What does this have to do with the future of Cooperative Extension? Everything.
Think for a moment about the implications of this in terms of traditional media. As Mathew Ingram observed recently, if one of the nation’s preeminent bloggers can leave an online publication such as the Daily Beast and strike out on his own, who’s to say that other premiere bloggers and columnists —the New York Times’ Nate Silver and Thomas Friedman, for example — won’t soon follow?
As Ingram asks rather ominously, “at what point does it become more of a hindrance than a benefit to be associated with a traditional media brand?”
Within only days after announcing his split, Sullivan raised more $300,000 dollars for his new site. More recently, he’s drawn closer to the $500,000 million mark. There is every reason to believe that Sullivan, distinguished by his long history of media trailblazing, is once again primed to change the media landscape.
What we’re talking about here is creative destructionism on crack. The arrival of new media a generation ago thoroughly democratized media usage partly by drastically lowering entry costs.

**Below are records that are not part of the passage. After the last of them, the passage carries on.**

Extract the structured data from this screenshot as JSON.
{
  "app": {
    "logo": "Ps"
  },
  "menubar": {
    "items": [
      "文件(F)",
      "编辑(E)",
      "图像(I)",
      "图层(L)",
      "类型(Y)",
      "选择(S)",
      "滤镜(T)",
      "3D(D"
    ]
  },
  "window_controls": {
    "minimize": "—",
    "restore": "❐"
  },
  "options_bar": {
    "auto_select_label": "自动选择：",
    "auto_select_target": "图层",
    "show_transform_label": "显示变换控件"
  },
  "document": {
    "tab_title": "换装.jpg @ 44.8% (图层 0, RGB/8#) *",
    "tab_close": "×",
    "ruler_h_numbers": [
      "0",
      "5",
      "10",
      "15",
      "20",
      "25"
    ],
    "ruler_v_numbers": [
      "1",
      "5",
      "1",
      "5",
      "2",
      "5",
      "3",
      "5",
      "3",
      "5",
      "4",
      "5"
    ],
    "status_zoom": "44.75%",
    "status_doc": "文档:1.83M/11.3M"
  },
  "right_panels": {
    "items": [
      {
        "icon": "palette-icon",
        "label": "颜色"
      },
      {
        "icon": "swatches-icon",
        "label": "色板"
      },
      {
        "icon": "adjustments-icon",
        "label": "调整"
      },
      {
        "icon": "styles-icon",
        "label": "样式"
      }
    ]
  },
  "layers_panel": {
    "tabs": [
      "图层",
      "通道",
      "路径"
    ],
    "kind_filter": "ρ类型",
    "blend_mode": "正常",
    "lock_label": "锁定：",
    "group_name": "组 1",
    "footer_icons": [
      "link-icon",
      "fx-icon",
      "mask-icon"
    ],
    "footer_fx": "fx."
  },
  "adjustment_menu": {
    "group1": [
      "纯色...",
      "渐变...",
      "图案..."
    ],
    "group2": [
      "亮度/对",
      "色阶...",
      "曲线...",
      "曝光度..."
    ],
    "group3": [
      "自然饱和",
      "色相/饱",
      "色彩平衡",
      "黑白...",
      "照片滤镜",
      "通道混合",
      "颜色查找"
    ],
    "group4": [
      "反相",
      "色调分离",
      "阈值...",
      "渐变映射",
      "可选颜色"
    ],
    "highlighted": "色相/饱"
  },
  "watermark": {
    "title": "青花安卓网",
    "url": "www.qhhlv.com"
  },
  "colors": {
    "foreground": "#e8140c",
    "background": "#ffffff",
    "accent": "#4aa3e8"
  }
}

New media have empowered gifted writers such as Sullivan — good writers who also aren’t afraid to think out of the box and to challenge conventional thinking — to strike out on their own.
Small wonder why I and others get so frustrated with the people in our ranks who view new media adoption as just another skill set that must be added to one’s professional repertoire simply to pass muster at the next performance appraisal review.
They don’t understand how these new media are reordering everything in their wake, not only communications and business but every facet of our lives.
Within higher education, we’re already getting a taste what’s in store for us with the steady growth of Massive Online Open Courses.
That raises a rather fascinating but troubling question. To paraphrase, Ingram, how much longer will it be before the majority of aspiring students view conventional higher education as a hindrance more than a benefit?
The skeptical colleagues in our ranks must understand that Cooperative Extension is no more immune to the effects of new media than any other facet of education.
I’ll leave my readers with another question: At what point will traditional Cooperative Extension programming and delivery methods be viewed more as hindrances than benefits?
To put it another way, how much longer before a handful of aspiring Extension educators strike out on their own and develop an outreach version of MOOCs?
The next time some of our Extension colleagues bang on about how all this talk of new media is wasting their time, they need to be gently — or, perhaps, not so gently — reminded of this new reality.